As I keep saying — over and over — Barack is a very decent guy. C’mon, many of you have heard how I walked down the street with him after his electrifying speech at the 2004 Democratic Convention in Boston. He giggled when I asked if he was going to run for president; he hadn’t been elected senator yet.
Nearly eight years later, now president, Barack Obama scored with his third State of the Union address. In a CBS poll released today his proposals got a 91 percent approval rating. Unheard of! Was I totally satisfied with his speech? Absolutely not.
Strangely enough, my favorite part was the ending when the president brilliantly evoked the Navy Seals on their dangerous mission to snuff out Osama bin Laden. Instead of using a patriotism cliche Obama described what it must have been like climbing the stairs in bin Laden’s compound — the dark, the danger, trusting that the guys behind you “had your backs.”

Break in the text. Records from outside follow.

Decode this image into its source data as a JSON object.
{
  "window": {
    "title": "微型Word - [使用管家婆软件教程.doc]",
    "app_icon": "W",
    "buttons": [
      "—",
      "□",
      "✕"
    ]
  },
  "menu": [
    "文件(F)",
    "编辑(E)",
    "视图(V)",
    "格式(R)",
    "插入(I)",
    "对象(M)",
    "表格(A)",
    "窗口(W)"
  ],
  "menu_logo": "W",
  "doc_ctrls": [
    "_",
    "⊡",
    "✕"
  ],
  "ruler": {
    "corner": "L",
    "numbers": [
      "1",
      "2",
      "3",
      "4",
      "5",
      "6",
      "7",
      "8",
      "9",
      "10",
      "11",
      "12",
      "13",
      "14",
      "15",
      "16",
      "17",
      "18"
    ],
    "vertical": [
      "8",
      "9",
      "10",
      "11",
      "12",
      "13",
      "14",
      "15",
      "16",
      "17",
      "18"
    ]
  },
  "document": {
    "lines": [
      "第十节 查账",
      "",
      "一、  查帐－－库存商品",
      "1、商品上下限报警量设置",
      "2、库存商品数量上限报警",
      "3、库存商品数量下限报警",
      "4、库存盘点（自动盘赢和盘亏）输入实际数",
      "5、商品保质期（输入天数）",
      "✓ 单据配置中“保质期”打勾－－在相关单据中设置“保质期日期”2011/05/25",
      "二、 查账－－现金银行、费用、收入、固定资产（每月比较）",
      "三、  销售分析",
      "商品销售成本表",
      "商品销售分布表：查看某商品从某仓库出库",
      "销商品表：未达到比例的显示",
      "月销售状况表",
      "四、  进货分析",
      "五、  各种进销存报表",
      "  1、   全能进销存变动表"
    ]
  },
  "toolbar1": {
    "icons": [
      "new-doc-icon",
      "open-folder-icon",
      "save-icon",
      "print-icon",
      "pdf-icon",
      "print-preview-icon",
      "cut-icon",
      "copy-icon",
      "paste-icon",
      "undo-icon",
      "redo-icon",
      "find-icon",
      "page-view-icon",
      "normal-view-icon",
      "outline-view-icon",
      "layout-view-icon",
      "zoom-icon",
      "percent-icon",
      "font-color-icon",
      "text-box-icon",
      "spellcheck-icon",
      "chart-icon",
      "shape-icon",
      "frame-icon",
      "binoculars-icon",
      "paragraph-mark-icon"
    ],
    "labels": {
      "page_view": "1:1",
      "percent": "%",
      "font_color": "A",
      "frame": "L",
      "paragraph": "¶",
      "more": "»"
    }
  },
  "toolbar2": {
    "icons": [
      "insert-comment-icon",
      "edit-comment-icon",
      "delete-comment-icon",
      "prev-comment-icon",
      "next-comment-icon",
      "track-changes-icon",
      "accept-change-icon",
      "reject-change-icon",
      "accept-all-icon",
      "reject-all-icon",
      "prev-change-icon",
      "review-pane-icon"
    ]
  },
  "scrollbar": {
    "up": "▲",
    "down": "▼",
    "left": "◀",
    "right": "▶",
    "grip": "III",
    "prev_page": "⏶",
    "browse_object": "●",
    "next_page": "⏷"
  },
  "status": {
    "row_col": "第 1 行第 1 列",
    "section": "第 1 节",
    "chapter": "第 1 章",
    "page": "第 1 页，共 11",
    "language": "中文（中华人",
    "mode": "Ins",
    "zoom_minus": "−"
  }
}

Republicans don’t have the backs of the American people. Campaigning in Florida today, Mitt Romney actually said, “Now, the banks aren’t bad people. They’re scared to death right now like you.” Last time I looked banks are made of concrete and steel; they’re buildings, not people. Who’s cold and distant?
Obama hasn’t screamed, said anything wacky, or called anyone who doesn’t agree with him nasty names. He’s a lot like Gabby, who wrote in her resignation letter, “Always I fought for what I thought was right. But never did I question the character of those with whom I disagreed. Never did I let pass an opportunity to join hands with someone just because he or she held different ideals.”
Then there’s Arizona Gov. Jan Brewer…but that’s a different story. I’d prefer to think of Gabby’s “hope that our government can represent the best of a nation, not the worst.”
I’ll remember Barack and Gabby on the floor of the U.S. House of Representatives last night, doing their little hugging dance, both of them smiling — their warmth, kindness and dignity shining through.